Ministers have marked today's Small Business Saturday by proposing a raft of measures to help small businesses, including faster broadband, reduced energy bills and help to tackle late payments
Enterprise minister Matthew Hancock said: "We're seeing the march of enterprise. Small businesses are the lifeblood of the British economy and responsible for nearly half the job creation in the UK. That's why we are removing barriers to growth and supporting them, so that they can create jobs and compete in the global race."
Speaking to reporters, Hancock praised his local independent delicatessen, the Pantry in Newmarket, remarking that he bought "bread and jam" on his last visit there.
The announcement aims to help small businesses as it also makes it easier for them to switch energy suppliers and win more public sector contracts.
John Allan, national chairman of the Federation of Small Businesses, said: “Small Business Saturday has the potential to increase awareness among households across the country about the great businesses in their areas, but supporting small firms must go further than one day a year.

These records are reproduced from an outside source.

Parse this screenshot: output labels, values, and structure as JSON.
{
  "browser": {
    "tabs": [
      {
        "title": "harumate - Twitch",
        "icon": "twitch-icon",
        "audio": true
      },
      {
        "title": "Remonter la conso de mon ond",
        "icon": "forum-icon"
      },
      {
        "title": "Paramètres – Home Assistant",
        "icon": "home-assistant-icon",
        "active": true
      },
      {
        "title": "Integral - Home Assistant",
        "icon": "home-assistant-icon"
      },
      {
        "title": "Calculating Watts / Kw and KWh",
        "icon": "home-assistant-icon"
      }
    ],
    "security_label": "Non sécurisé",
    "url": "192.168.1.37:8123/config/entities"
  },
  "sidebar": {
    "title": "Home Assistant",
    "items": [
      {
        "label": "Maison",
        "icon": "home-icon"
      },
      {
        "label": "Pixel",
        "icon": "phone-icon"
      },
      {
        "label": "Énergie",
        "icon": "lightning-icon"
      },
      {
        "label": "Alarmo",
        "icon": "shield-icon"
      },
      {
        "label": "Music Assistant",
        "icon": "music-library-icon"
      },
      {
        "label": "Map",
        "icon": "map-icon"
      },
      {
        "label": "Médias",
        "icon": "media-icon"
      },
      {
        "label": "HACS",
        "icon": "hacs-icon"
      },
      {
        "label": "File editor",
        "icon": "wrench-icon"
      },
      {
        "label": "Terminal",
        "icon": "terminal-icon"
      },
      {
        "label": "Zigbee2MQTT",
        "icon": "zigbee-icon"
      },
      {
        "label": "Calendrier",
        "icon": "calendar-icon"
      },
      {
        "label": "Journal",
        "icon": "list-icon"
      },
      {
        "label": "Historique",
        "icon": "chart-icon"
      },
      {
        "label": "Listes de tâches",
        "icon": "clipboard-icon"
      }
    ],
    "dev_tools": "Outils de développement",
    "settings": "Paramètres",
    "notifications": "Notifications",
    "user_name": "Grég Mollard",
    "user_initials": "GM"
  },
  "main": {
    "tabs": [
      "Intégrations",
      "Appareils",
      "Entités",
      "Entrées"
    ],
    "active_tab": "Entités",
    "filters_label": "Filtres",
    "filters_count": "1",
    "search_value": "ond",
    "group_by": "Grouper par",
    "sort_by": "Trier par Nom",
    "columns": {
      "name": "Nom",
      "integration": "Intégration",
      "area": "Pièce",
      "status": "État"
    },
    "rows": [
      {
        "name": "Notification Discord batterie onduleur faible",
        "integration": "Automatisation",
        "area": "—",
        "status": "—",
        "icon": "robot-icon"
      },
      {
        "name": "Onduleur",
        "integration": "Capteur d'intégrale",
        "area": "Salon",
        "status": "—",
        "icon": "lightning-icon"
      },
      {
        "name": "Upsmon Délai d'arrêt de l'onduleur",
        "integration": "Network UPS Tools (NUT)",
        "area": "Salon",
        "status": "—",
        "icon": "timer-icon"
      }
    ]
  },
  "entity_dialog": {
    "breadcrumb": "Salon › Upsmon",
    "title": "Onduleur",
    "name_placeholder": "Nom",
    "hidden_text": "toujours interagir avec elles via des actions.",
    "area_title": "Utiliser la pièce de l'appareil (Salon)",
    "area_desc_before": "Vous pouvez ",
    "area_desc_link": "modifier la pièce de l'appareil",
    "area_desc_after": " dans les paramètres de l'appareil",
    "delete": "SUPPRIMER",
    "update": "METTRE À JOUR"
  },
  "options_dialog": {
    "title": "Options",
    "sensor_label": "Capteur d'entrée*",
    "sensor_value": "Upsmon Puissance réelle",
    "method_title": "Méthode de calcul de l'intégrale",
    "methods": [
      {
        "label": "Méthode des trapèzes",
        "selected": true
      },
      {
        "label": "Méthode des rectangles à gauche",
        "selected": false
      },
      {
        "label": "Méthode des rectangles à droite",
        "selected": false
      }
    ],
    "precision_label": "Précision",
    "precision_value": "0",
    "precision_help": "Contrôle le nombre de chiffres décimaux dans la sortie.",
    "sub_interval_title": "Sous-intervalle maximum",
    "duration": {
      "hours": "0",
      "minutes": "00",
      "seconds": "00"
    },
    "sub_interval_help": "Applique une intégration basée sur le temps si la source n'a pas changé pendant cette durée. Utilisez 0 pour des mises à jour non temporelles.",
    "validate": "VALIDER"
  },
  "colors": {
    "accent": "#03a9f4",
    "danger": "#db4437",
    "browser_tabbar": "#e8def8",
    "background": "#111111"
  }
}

"As the Chancellor set out in the Autumn Statement, the private sector has stepped up to the challenge to create jobs and boost economic recovery. With 54 per cent of our members saying they want to grow in the next 12 months today’s announcements will help them achieve their ambitions through access to faster broadband, improved cash-flow through tackling late payments and fairer energy deals, while giving more opportunity to win public sector contracts.”

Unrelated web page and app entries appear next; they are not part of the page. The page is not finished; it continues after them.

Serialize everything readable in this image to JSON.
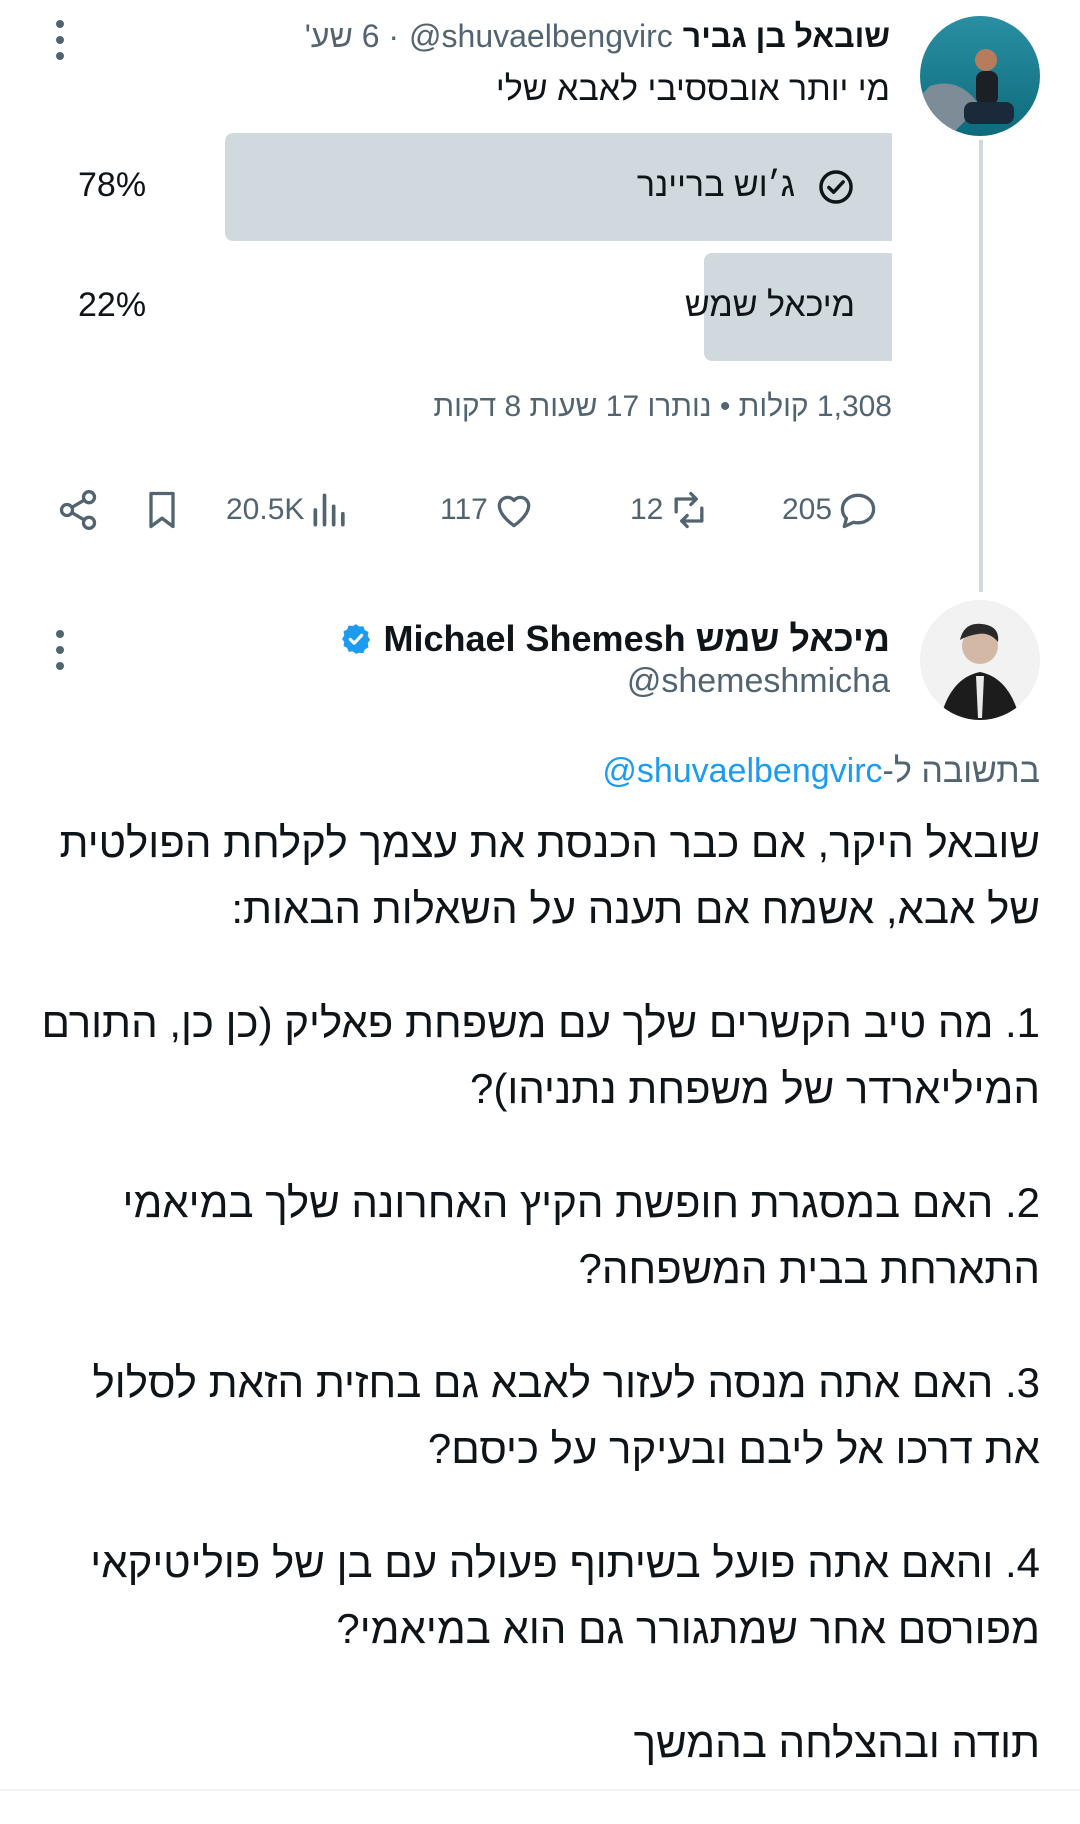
{
  "tweet1": {
    "display_name": "שובאל בן גביר",
    "handle": "@shuvaelbengvirc",
    "time": "· 6 שע'",
    "text": "מי יותר אובססיבי לאבא שלי",
    "poll": {
      "options": [
        {
          "label": "ג׳וש בריינר",
          "percent": "78%",
          "value": 78,
          "selected": true
        },
        {
          "label": "מיכאל שמש",
          "percent": "22%",
          "value": 22,
          "selected": false
        }
      ],
      "meta": "1,308 קולות • נותרו 17 שעות 8 דקות"
    },
    "actions": {
      "replies": "205",
      "retweets": "12",
      "likes": "117",
      "views": "20.5K"
    }
  },
  "tweet2": {
    "display_name": "מיכאל שמש Michael Shemesh",
    "handle": "@shemeshmicha",
    "verified_color": "#1d9bf0",
    "reply_prefix": "בתשובה ל-",
    "reply_handle": "@shuvaelbengvirc",
    "paragraphs": [
      "שובאל היקר, אם כבר הכנסת את עצמך לקלחת הפולטית של אבא, אשמח אם תענה על השאלות הבאות:",
      "1. מה טיב הקשרים שלך עם משפחת פאליק (כן כן, התורם המיליארדר של משפחת נתניהו)?",
      "2. האם במסגרת חופשת הקיץ האחרונה שלך במיאמי התארחת בבית המשפחה?",
      "3. האם אתה מנסה לעזור לאבא גם בחזית הזאת לסלול את דרכו אל ליבם ובעיקר על כיסם?",
      "4. והאם אתה פועל בשיתוף פעולה עם בן של פוליטיקאי מפורסם אחר שמתגורר גם הוא במיאמי?",
      "תודה ובהצלחה בהמשך"
    ]
  },
  "colors": {
    "text": "#0f1419",
    "secondary": "#536471",
    "link": "#1d9bf0",
    "poll_bar": "#cfd9de"
  },
  "icons": [
    "check-circle-icon",
    "share-icon",
    "bookmark-icon",
    "views-icon",
    "like-icon",
    "retweet-icon",
    "reply-icon",
    "verified-badge-icon",
    "more-icon"
  ]
}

Labour leader Ed Miliband will pledge to help small businesses, pointing out that shadow business secretary Chuka Umunna brought the idea of "Small Business Saturday" over to the UK from America.
He is set to say: "Labour is changing so that we can go into the next election as the party of small business and enterprise.
"One Nation Labour: offering real help to firms on energy costs and business rates, with plans to reset our energy market, open up capital to invest in regional economies and get ready for a digital future, cracking down on late payment and equipping our young people with the skills that they and you need to succeed."
Dr Adam Marshall, director of policy at the British Chambers of Commerce, said: "The Government is right to say that Britain is a great place to start a business. Now it needs to become a great place to grow a business too. That means ensuring that fast-growing and dynamic small companies get access to the capital they need to expand, and access to practical business-to-business support to break into new markets around the world."
Terry Scuoler, chief executive of the manufacturers organisation the EEF, said: "Small businesses are a vital part of the economy and we need to make it easier for them to invest, grow and create the highly skilled innovative jobs our economy needs.
"The more we can grow into larger medium size companies, the better for UK plc. In order to enable this we need to examine every means to removing some of the barriers they face, improving the business environment and making it easier for them to fulfil their potential."
John Cridland, CBI director general, said: "Small and medium-sized businesses are at the heart of communities across the UK and are the job-creating dynamos of the recovery.
"Small Business Saturday is a great way for people up and down the country to back their local high street in the run-up to Christmas and I would encourage everyone to get involved."